Sitting in Belfast High Court Mr Justice Patrick Coghlin dismissed all 10 lead plaintiffs in the McClurg v Chief Constable and Police Authority for Northern Ireland action, and refused any financial compensation.
On Friday 5,500 former RUC and serving PSNI officers won the right to sue Chief Constable Sir Hugh Orde for negligence in providing treatment for post-traumatic stress suffered as a result of years of violence in Northern Ireland.
The judge ruled there were "systemic failures" in the training, education and treatment for stress-related mental disorders in the force after 1988.
Today while acknowledging the lead cases - which were decided by both parties - were most representative of the trauma, Mr Coghlin said there had been a reluctance among officers to avail of help from the force's Occupational Health Unit which was set up in 1986.

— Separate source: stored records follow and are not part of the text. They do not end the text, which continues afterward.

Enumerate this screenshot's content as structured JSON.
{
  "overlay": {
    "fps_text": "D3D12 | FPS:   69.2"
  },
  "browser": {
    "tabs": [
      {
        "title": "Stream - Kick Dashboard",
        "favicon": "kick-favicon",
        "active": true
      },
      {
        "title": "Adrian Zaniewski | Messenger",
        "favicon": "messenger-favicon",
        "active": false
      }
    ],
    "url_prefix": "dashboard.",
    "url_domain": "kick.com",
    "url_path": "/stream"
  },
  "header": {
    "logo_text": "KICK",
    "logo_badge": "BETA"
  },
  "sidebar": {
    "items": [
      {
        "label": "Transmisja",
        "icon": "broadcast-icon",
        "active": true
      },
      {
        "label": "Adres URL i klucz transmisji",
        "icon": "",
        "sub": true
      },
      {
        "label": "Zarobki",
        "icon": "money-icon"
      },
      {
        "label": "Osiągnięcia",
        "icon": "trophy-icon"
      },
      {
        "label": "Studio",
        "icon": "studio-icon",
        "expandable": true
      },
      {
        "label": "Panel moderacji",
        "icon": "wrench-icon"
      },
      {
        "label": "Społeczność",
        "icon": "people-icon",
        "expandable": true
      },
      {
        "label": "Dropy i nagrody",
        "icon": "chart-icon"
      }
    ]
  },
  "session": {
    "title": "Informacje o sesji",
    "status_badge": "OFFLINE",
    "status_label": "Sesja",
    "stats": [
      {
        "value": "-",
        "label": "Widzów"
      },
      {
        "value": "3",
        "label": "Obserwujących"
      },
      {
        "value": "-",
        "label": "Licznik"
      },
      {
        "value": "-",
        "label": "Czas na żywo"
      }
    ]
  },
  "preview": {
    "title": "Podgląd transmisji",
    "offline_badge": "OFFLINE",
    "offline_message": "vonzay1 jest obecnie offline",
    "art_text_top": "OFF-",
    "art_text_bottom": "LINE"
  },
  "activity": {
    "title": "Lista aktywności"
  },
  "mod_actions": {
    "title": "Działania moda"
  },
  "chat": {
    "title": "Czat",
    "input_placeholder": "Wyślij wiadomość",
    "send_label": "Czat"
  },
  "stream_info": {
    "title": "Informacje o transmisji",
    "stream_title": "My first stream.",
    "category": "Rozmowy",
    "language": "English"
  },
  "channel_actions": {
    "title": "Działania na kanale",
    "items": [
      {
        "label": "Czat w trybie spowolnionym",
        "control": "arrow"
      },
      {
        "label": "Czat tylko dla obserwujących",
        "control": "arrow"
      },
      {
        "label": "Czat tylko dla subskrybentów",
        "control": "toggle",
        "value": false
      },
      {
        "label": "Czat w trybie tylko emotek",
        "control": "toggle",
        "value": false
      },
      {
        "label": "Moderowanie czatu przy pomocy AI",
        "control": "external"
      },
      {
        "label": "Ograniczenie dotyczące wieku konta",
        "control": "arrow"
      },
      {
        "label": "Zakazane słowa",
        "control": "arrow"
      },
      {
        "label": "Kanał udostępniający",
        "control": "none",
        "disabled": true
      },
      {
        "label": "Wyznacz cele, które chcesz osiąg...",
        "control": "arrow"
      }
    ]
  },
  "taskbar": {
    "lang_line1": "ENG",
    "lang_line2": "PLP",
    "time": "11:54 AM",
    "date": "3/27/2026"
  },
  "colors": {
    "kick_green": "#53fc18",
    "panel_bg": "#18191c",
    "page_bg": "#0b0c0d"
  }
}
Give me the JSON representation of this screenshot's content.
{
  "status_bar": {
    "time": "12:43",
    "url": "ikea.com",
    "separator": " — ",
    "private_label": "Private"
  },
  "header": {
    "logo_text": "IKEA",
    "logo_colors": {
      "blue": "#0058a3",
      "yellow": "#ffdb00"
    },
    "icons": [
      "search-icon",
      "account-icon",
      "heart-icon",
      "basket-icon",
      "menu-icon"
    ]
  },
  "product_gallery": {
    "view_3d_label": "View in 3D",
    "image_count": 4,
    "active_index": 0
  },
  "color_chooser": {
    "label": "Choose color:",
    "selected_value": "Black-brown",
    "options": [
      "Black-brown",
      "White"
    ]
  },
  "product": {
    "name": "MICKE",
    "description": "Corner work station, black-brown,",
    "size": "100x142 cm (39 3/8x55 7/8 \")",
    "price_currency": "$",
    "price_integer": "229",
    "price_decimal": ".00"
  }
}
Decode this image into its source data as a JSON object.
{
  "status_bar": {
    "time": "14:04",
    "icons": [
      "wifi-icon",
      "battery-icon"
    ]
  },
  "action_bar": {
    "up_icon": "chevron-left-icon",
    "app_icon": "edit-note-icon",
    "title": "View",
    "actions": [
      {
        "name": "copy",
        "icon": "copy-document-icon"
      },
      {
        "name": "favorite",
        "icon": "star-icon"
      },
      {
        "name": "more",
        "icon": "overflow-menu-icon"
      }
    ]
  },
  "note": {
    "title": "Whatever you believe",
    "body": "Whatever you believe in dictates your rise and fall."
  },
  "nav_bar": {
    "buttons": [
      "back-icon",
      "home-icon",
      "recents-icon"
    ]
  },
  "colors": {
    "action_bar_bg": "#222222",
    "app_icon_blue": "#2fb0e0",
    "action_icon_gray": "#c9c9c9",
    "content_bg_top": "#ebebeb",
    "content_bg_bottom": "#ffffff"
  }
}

In dismissing the case of Jennifer Hare, who was a member of the RUC photography branch for a number of years, the judge said she "was able to cope effectively" with the harrowing situations she witnessed and that she went on to have a successful career.
James Spencer Beggs had been a sergeant in Pomeroy, south Armagh, when he was medically retired. The 55-year-old was injured during a bomb attack in Newry in 1980. Five years later, just 50 yards from where he had almost been killed, four of his colleagues were blown up in an IRA bomb at Killeen Customs Post.
The judge recognised that Mr Beggs did suffer depression and PTSD but threw his case out. The judge ruled that the macho culture and reluctance to seek help meant it was unlikely that Mr Beggs would have sought treatment any earlier. Mr Beggs was not in court to hear the judgment.
The judge said that another officer, Lindsay Boal, suffered acute anxiety as the result of an explosion but that he had exaggerated the extent and nature of his symptoms. Outside the court Mr Boal refused to comment on the judge's findings.
Mr Justice Coghlin also ruled that more should have been done to help police suffering from post-traumatic stress disorder and similar psychological problems after 1988. He found there should have been an adequate system for stress awareness training for officers and their superiors in place by 1987-88.
But the joy of Friday's victory was replaced with shock and disbelief.
Trevor McIlrath, who was not one of the lead cases but is part of the bigger action said some officers would be "suicidal" over the judgment. He said it was one of the "darkest days" of the Troubles.
Dorcas Crawford, a solicitor representing many of the officers said the setback would help define which cases would be more likely to win in the future.
"The door remains opened. The judge saw 10 cases out of 5,000 odd and these were difficult cases. There would have been no point in us putting forward easy cases."
She urged the Chief Constable and NIO to negotiate with the Federation on the matter.
Terry Spence, chairman of the Police Federation said they were disappointed and raised concerns that some officers would be put off pursuing the action.